Learning & Development

How to Flip the Script on Traditional Mentoring Programs

It’s no surprise that 77% of employees are more likely to stay in a job if they are in a mentoring relationship. For that reason, mentoring programs have become more formalized and recognized as a critical component to many successful organizations in the last decade.  Employees are more engaged, productive, and connected.

Yet, with the implementation of new innovations and ever-changing technologies comes the challenge of keeping up with training employees.  Taking a new approach to conventional mentoring programs may be the solution.

With as many as five generations working side by side in today’s workplace, businesses are confronted as never before with a growing generational gap, shifting expectations, and the constant need to stay on the cutting ‘digital’ edge.  To accommodate this generationally diverse workforce, companies should consider a fresh take on traditional mentor/mentee relationships.

Enter: reverse mentoring.

In a traditional mentoring relationship, a senior-level professional provides guidance to a more junior member of the team.  In contrast, a reverse mentoring dynamic works both ways: the tenured professional still provides the tricks of the trade that can only come with experience, but the junior team member is also able to offer valuable insight back to their mentor, whether it be about evolving technologies, social media, or the ways of the digital world.  In many cases, this concept allows millennial team members to feel more engaged, while also providing seasoned industry veterans with a direct connection to innovation that’s changing the industry.

Why Switch It Up?

Retaining qualified talent is a concern amongst most employers today, as unemployment is at a 48-year low of 3.7%. With so many competitive opportunities available, 43% of millennials plan to leave their job in the next two years, according to the 2018 Deloitte Millennial Survey. This generation that tends to career hop craves continuous learning and transferable skill development, personal fulfillment, exposure to senior leadership and clear opportunities for career advancement—all of which reverse mentoring supports.

The beauty of reverse mentoring is that it is mutually beneficial. Experienced employees can pick up new skills, hear a fresh perspective from the front line, and embrace a digital mindset.

Several large corporations that have embraced innovation, such as Target, Cisco, and HP, have developed their own reverse mentoring approaches. Suffolk is similarly encouraging reverse mentoring relationships, but in the unexpected, typically more traditional industry of construction. Implementing change in an organization is always a challenge, and introducing new technologies is no different; in construction we are tasked with training professionals who are used to building with materials like concrete, steel, and wood, to now build with pixels. For a seamless transition, our employees have been organically forming reverse mentoring connections that provides invaluable onsite training for our tech-savvy millennials, while also demonstrating the power of technology such as drones, virtual reality, and 4-D & 5-D modeling.

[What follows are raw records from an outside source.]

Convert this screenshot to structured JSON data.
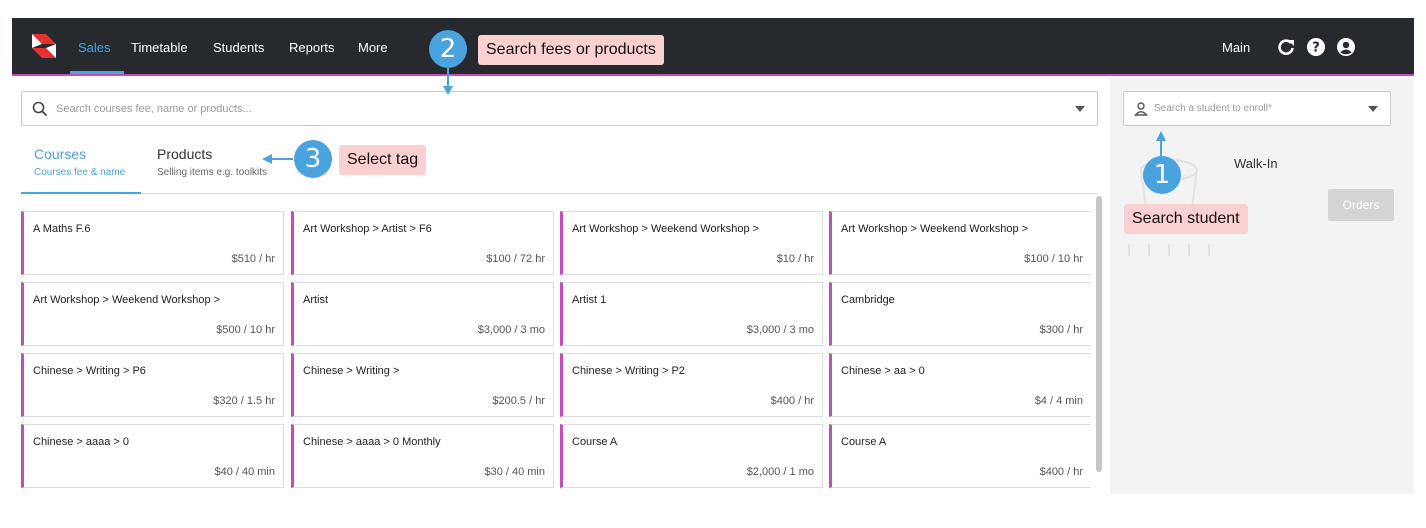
{
  "nav": {
    "items": [
      "Sales",
      "Timetable",
      "Students",
      "Reports",
      "More"
    ],
    "active": "Sales",
    "branch": "Main",
    "icons": [
      "refresh-icon",
      "help-icon",
      "account-icon"
    ]
  },
  "search": {
    "placeholder": "Search courses fee, name or products..."
  },
  "tabs": [
    {
      "title": "Courses",
      "subtitle": "Courses fee & name"
    },
    {
      "title": "Products",
      "subtitle": "Selling items e.g. toolkits"
    }
  ],
  "courses": [
    {
      "name": "A Maths F.6",
      "price": "$510 / hr"
    },
    {
      "name": "Art Workshop > Artist > F6",
      "price": "$100 / 72 hr"
    },
    {
      "name": "Art Workshop > Weekend Workshop >",
      "price": "$10 / hr"
    },
    {
      "name": "Art Workshop > Weekend Workshop >",
      "price": "$100 / 10 hr"
    },
    {
      "name": "Art Workshop > Weekend Workshop >",
      "price": "$500 / 10 hr"
    },
    {
      "name": "Artist",
      "price": "$3,000 / 3 mo"
    },
    {
      "name": "Artist 1",
      "price": "$3,000 / 3 mo"
    },
    {
      "name": "Cambridge",
      "price": "$300 / hr"
    },
    {
      "name": "Chinese > Writing > P6",
      "price": "$320 / 1.5 hr"
    },
    {
      "name": "Chinese > Writing >",
      "price": "$200.5 / hr"
    },
    {
      "name": "Chinese > Writing > P2",
      "price": "$400 / hr"
    },
    {
      "name": "Chinese > aa > 0",
      "price": "$4 / 4 min"
    },
    {
      "name": "Chinese > aaaa > 0",
      "price": "$40 / 40 min"
    },
    {
      "name": "Chinese > aaaa > 0 Monthly",
      "price": "$30 / 40 min"
    },
    {
      "name": "Course A",
      "price": "$2,000 / 1 mo"
    },
    {
      "name": "Course A",
      "price": "$400 / hr"
    }
  ],
  "student": {
    "placeholder": "Search a student to enroll*",
    "walkin": "Walk-In",
    "orders_label": "Orders"
  },
  "annotations": [
    {
      "number": "1",
      "label": "Search student"
    },
    {
      "number": "2",
      "label": "Search fees or products"
    },
    {
      "number": "3",
      "label": "Select tag"
    }
  ],
  "colors": {
    "nav_bg": "#262a2e",
    "accent": "#4aa3df",
    "card_border": "#c24cc0",
    "annotation_label_bg": "#fbd0d0"
  }
}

For example, on one of our notable projects in South Florida, an assistant project manager formed a successful working relationship with a general superintendent who has been in the industry for more than 30 years. Thanks to their reverse mentoring dynamic, the project has benefited from innovative tools such as thermal imaging scanners and virtual model integration to boost efficiency and minimize waste. As a result, the project has seen higher levels of productivity and a smoother project management process.

Making It Work

HR departments can foster successful reverse mentoring relationships by recognizing teams made up of multigenerational employees and encouraging those who have organic connections to further develop an informal partnership where they learn from each other.

Attracting employees higher up on the career ladder to participate can sometimes be difficult, so consider their needs. Explore creative ways to reinforce positive drivers and lower the hurdles throughout the mentoring process. For example, consider recognition and reward strategies. Formally recognizing mentor/mentee involvement can be motivating and help attract additional employees to the program.

Once the mentors and mentees are solidified, assist them in customizing short-term and long-term goals. Continuously provide tips and best practices to help the mentors and mentees stay on track and get the most out of the partnership.

The benefits of reverse mentoring have been reaped by businesses in various industries and of different sizes.  However, arguably the most advantageous benefit is that it allows companies to empower their emerging talent. Millennials are now the largest generation in the U.S. labor force and our future leaders. Reverse mentoring not only imparts priceless knowledge onto millennials but prepares them to become our next generation of executives. And who knows, maybe someday those millennials will be the mentees in a reverse mentoring relationship with gen Z and gen Alpha.

Julie Palmer is the Director of People Services for Suffolk’s Southeast Region which employs over 400 professionals throughout the state of Florida. She has played an integral role in aligning the goals of the employee services function with Suffolk’s overall business growth. Julie leads efforts in performance management and employee development and focuses on key initiatives such as talent acquisition and retainage. Her hard work has been recognized in South Florida Business Journal as a 2016 and 2017 Power Leaders 2016 Human Resources.  Julie was also an honoree for the South Florida Business Journal’s 2017 Influential Women in Business.